We know that there are more than enough families in the area to fill up all of the existing schools and our new school too, provided we tailor our proposals to parental demand and ensure that we deliver on our quality commitments. We believe our area deserves a secondary system where quality is high across the board so that, for those pupils lucky enough to have a choice, schools 'compete' only on the distinctiveness of their ethos. Above all, we are committed to making a positive contribution to the local family of schools.
Richmond Council is coordinating plans for an 11-16 Secondary Free School on the Richmond-upon-Thames College site in Egerton Road, to be opened in 2017, in partnership with the college, Haymarket Publishing Ltd and Harlequins Rugby Club.
When those plans were approved some people were concerned that they might impact the establishment of Turing House, but there was no reason why it should have done so.
As strongly evidenced in their free school application, the Egerton Road school is needed in addition to Turing House, due to the huge bulge of children coming through the primary system. The Local Authority's most recent forecast assumed that there would be a secondary free school opening before then, and Turing House fulfils that expectation.
Quoting from the consultation document, published in March: "The Council’s forecast, taking into account as far as it can, the likely establishment of further free schools, suggests that further significant provision may be needed by September 2017". The project's website says: "We believe that by September 2017, there will be enough local children transferring into Year Six to fill Turing House and all the current schools, so another Secondary School based on the College site would meet the need for additional places at that point."

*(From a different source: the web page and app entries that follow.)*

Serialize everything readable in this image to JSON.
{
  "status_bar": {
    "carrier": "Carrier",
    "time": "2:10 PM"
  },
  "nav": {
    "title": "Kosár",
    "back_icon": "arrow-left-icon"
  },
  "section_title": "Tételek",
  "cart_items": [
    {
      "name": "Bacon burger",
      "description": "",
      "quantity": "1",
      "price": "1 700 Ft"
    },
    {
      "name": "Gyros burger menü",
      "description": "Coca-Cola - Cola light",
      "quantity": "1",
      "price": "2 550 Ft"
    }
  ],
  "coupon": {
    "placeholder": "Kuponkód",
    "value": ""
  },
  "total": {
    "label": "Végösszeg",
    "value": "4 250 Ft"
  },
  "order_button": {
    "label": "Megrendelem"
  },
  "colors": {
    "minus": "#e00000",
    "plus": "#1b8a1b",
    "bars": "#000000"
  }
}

For more information on the demand for additional secondary school places, see our Local Need page.
Ideally schools will be established in areas where demand is high. However, in densely populated areas, where land is at a premium, that isn't always possible. As well as Turing House, two of RET's other schools have retained Admissions Points in the areas that their proposals were intended to serve, because they were unable to obtain a site in the immediate vicinity.
Paragraph 1.14 of the Admissions Code, permits the use of Catchment Areas provided they are reasonable and clearly defined. Another local secondary school, Waldegrave, has a defined catchment area in a location that is different to the school.
An Admissions Point is a means of defining the "centre of gravity" of a Catchment Area, without defining its outer boundary. We think this method of defining a catchment area reduces confusion. With a more traditional catchment area parents often wrongly assume that living within the boundary guarantees them a place, or that living outside of it prevents them from applying, neither of which is true.
Admissions Points (sometimes called Nodal Points) are becoming more common. Some schools, especially those intended to serve a wide area, are using transport hubs, such as train stations, as admissions points.